Gajan Sathananthan, , Peter Glossop, Riyaz Dattu
May 18, 2017
Our last international trade brief dealt with SCOTUS rejecting an expropriation claim and the alternate process of seeking compensation using bilateral investment treaties to avoid sovereign immunity defences, dispute settlement and key improvements in the CFTA government procurement rules, and a Trade Case Alert discussing Boeing launching a trade remedies petition against Bombardier. In this brief, in several articles, we discuss Robert Lighthizer’s confirmation as U.S. Trade Representative, Chinese semiconductors potentially becoming the target of a U.S. national security probe, and our Trade Case Alert involving a Canadian anti-dumping and countervailing investigation for silicon metal.
In a recent interview with Reuters, U.S. Commerce Secretary Wilbur Ross suggested that a national security review of the importation of Chinese semiconductors may be launched under section 232(b) of the Trade Expansion Act of 1962. As discussed in our previous trade brief, section 232 was a rarely used provision but has been invoked twice within the past month by President Trump’s administration, specifically in relation to steel and aluminum imports. The provision allows the administration to examine the impact of imports on national security, and respond with broad import restrictions.
Though the potential invocation of a national security review to restrict imports of semiconductors from China is unusual and unique to this administration, the concern over the imports of semiconductors from China into the United States is not. The Obama administration commissioned a report on the subsidization of semiconductor production by the Chinese government late in 2016, after China announced it was spending $150 billion over 10 years to support the industry. At the time, the President’s Council of Advisors on Science and Technology wrote that “Chinese policies are distorting markets in ways that undermine innovation, subtract from U.S. market share, and put U.S. national security at risk.”
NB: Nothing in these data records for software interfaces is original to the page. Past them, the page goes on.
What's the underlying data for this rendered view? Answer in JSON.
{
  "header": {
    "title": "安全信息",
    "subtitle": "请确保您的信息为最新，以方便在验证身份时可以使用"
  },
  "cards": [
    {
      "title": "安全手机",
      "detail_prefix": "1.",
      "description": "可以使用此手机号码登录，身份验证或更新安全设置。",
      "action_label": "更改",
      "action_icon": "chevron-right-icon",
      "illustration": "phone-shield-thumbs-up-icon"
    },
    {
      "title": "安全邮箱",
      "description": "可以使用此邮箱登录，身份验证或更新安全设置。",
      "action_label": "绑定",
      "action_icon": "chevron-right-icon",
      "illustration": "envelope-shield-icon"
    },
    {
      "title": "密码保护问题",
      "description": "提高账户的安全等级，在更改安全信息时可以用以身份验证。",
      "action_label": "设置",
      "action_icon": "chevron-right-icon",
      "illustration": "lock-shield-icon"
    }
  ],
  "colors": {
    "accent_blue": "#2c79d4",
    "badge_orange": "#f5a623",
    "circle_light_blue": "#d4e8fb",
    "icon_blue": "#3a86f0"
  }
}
The U.S. semiconductor industry itself feels that, while ensuring that trade is fair remains a priority, it is more important to ensure that international markets remain open for U.S. semiconductor exports. U.S. producers accounted for 50% of the global semiconductor market in 2015, including accounting for over half of all semiconductors sold into China. The industry, which directly employs nearly a quarter of a million people in the U.S., relies heavily on exports to maintain its revenues. With China being the largest market for semiconductors in the world, the U.S. industry seems to be cautioning against aggressive actions, fearing any retaliatory sanctions that would restrict access to the Chinese market.
The nexus between national security and semiconductor imports appears to be more compelling than for steel and aluminum imports. Even if the investigation is not eventually launched, it puts a cloud over Chinese imports that may result in lower volumes being imported into the U.S. in the short term due to market uncertainty.
 David McLaughlin and Ian King, “China Chip Policy poses risks to U.S. Firms, White House says,” Bloomberg, January 6, 2017.
 David Lawder, “Commerce’s Ross: China’s plans threaten U.S. semiconductor dominance,” Reuters, May 11, 2017.
 Semiconductor Industry Association, “SIA 2016 Factbook,” March 2016.